dominant X-linked dominant inheritance, sometimes referred to as X-linked dominance, is a mode of genetic inheritance by which a dominant gene is carried on the X chromosome.


recessive Pathogenic variants in both copies of a gene on the X chromosome cause an X-linked recessive disorder.


Mitochondrial or multigenic Mitochondrial genetic disorders can be caused by changes (mutations) in either the mitochondrial DNA or nuclear DNA that lead to dysfunction of the mitochondria and inadequate production of energy.


Multigenic or multifactor Inheritance involving many factors, of which at least one is genetic but none is of overwhelming importance, as in the causation of a disease by multiple genetic and environmental factors.


Not applicable


Other names (AKA)

Persistent genital arousal; PGAD


Persistent genital arousal disorder (PGAD) in men may be considered as the condition of priapism and unwanted ejaculatory fluids being released without any sexual interest. In women there is still no consensus about a formal definition, but some of the experts propose that in women it should be defined as a rare, unwanted, and intrusive sexual dysfunction associated with excessive and unremitting genital arousal and engorgement in the absence of sexual interest. The persistent genital arousal usually does not resolve with orgasm and causes personal distress. Features include excessive excitement or excessive genital (lubrication, swelling, and engorgement) or other somatic responses. Causes may be neurological (central or peripheral involving the pudendal nerve), related to medication, vascular, hormonal, psychological or others. Diagnosis of the cause is essential for an adequate patient management. The treatment may include avoiding offending medications, using medications that stabilize nerve transmission and/or effect mood, local topical anesthetic agents, ice and hormonal replacement. More recently PGAD has being described as one component of a broader Restless Genital Syndrome if the PGAD was also associated with urinary frequency/urgency and restless leg syndrome.[1][2]

Learn more

These resources provide more information about this condition or associated symptoms. The in-depth resources contain medical and scientific language that may be hard to understand. You may want to review these resources with a medical professional.

Where to Start

In-Depth Information

  • The Merck Manual for health care professionals provides information on Persistent genital arousal disorder.
  • PubMed is a searchable database of medical literature and lists journal articles that discuss Persistent genital arousal disorder.
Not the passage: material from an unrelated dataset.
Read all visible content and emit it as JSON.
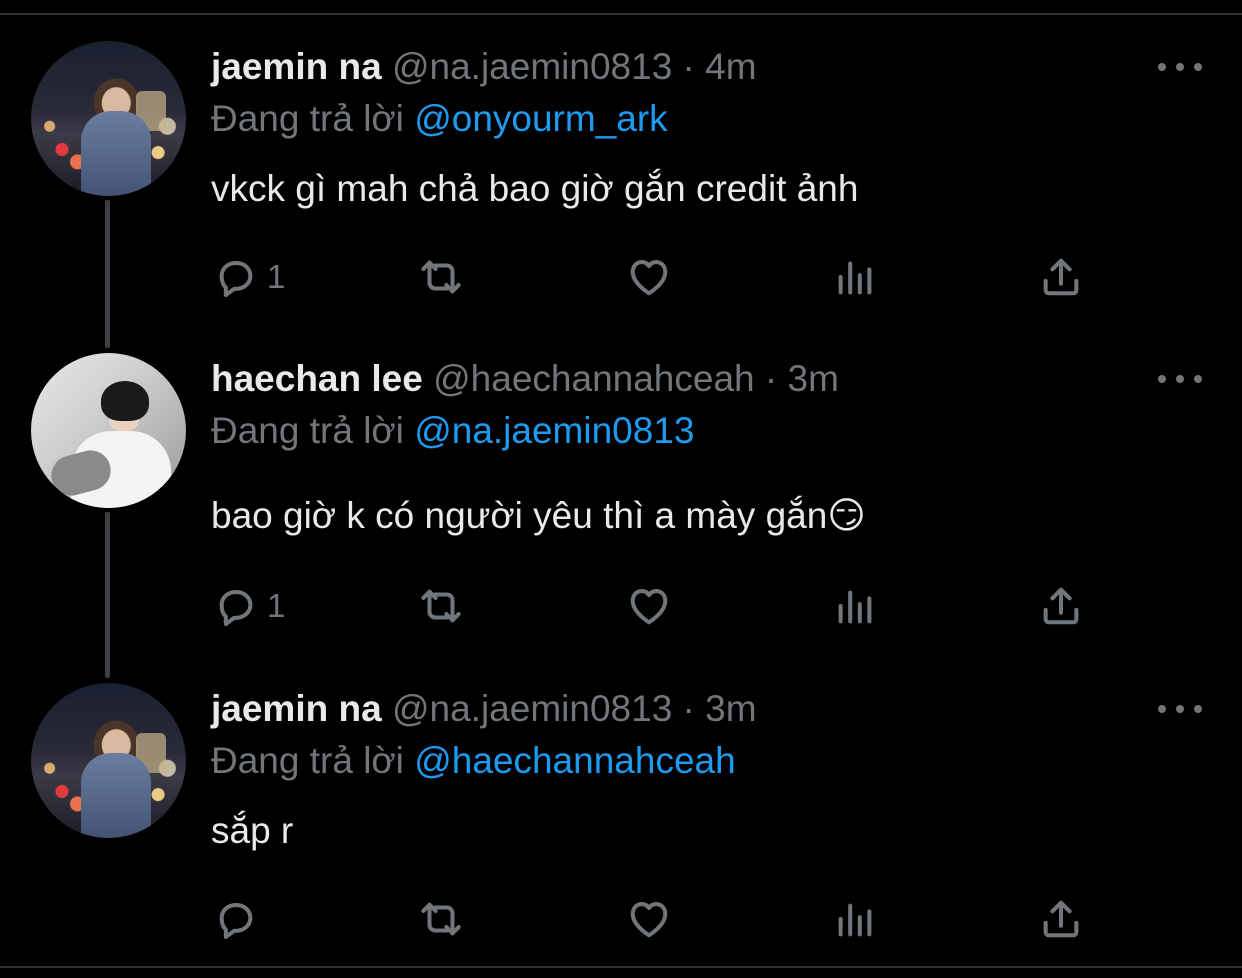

Click on the link to view a sample search on this topic.


  1. Goldstein I. Persistent Genital Arousal Disorder—Update on the Monster Sexual Dysfunction. Journal of Sexual Medicine. October 7, 2013; 10:2357–2358. https://onlinelibrary.wiley.com/doi/10.1111/jsm.12314/full. Accessed 7/14/2015.
  2. Persistent Sexual Arousal Syndrome. Boston University School of Medicine. March, 2004; https://www.bumc.bu.edu/sexualmedicine/informationsessions/persistent-sexual-arousal-syndrome/. Accessed 7/14/2015.